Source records
◇ ◇ ◇ ◇ ◇ ◇ ◇
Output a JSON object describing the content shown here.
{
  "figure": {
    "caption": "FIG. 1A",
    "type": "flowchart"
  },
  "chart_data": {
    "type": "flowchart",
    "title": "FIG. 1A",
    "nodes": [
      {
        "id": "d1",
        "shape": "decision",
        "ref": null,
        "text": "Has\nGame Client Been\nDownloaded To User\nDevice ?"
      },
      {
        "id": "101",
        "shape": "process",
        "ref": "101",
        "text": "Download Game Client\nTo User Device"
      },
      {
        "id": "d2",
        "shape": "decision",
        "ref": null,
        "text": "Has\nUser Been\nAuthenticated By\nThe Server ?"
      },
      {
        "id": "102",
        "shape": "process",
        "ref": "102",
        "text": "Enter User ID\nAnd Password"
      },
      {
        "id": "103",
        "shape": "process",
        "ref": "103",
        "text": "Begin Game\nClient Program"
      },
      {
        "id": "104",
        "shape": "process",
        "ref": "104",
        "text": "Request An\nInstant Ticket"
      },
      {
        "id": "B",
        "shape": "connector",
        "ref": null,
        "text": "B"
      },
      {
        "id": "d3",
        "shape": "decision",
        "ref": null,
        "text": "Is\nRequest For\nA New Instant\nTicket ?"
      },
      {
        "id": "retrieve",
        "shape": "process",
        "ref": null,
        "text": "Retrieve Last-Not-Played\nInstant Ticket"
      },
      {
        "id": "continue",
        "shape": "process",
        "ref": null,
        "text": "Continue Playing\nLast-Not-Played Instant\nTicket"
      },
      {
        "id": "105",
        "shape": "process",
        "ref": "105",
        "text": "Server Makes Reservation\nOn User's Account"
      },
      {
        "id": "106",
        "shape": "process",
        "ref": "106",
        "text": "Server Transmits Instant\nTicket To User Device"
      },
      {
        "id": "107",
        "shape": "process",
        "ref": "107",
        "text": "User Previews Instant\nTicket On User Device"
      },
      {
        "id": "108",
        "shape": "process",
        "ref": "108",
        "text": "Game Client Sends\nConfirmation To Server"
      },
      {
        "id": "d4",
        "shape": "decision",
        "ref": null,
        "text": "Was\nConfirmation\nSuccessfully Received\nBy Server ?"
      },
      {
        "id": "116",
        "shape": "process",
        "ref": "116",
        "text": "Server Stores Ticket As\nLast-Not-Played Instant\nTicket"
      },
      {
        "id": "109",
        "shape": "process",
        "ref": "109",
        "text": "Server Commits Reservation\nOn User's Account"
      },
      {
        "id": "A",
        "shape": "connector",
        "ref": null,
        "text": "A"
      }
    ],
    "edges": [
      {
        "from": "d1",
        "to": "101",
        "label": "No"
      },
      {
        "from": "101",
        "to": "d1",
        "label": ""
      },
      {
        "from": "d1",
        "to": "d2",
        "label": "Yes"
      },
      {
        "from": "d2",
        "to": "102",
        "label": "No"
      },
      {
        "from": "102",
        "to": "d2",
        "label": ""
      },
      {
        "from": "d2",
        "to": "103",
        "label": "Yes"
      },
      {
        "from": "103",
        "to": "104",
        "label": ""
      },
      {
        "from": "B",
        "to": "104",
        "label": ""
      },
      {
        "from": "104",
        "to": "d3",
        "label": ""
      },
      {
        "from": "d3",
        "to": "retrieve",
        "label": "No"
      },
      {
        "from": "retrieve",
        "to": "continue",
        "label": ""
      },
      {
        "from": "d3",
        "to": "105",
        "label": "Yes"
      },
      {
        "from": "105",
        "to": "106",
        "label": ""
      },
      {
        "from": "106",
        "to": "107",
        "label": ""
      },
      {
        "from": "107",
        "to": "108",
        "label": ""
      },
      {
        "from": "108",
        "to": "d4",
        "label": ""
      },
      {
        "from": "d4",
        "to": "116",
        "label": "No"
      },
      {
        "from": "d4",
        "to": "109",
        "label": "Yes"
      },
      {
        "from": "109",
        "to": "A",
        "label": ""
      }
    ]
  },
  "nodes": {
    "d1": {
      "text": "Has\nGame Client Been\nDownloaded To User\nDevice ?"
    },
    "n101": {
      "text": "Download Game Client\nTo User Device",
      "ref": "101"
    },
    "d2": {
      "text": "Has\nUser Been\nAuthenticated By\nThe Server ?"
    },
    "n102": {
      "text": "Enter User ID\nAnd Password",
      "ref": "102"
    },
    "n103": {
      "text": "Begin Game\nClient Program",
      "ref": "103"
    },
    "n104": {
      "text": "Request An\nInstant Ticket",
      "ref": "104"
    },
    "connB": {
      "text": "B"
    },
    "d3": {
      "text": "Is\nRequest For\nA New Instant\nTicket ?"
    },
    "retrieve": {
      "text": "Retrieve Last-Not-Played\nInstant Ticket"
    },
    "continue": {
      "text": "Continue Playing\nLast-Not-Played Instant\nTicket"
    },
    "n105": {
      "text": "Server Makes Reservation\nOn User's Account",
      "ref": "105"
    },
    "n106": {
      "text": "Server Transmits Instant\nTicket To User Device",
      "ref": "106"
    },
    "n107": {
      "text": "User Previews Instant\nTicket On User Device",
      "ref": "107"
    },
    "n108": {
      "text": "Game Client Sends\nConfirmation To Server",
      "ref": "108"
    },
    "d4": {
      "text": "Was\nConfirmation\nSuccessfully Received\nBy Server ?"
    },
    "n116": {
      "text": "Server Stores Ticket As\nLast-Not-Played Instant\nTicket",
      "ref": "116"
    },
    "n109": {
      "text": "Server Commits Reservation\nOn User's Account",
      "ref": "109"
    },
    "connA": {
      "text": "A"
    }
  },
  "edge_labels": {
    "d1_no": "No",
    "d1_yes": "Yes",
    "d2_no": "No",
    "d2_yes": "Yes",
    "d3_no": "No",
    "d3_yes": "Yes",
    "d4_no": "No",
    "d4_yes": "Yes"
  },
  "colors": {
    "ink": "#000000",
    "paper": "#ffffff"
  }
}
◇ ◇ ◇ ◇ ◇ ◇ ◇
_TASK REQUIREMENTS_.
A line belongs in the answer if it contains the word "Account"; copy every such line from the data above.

_ANSWER_.
        "text": "Server Makes Reservation\nOn User's Account"
        "text": "Server Commits Reservation\nOn User's Account"
      "text": "Server Makes Reservation\nOn User's Account",
      "text": "Server Commits Reservation\nOn User's Account",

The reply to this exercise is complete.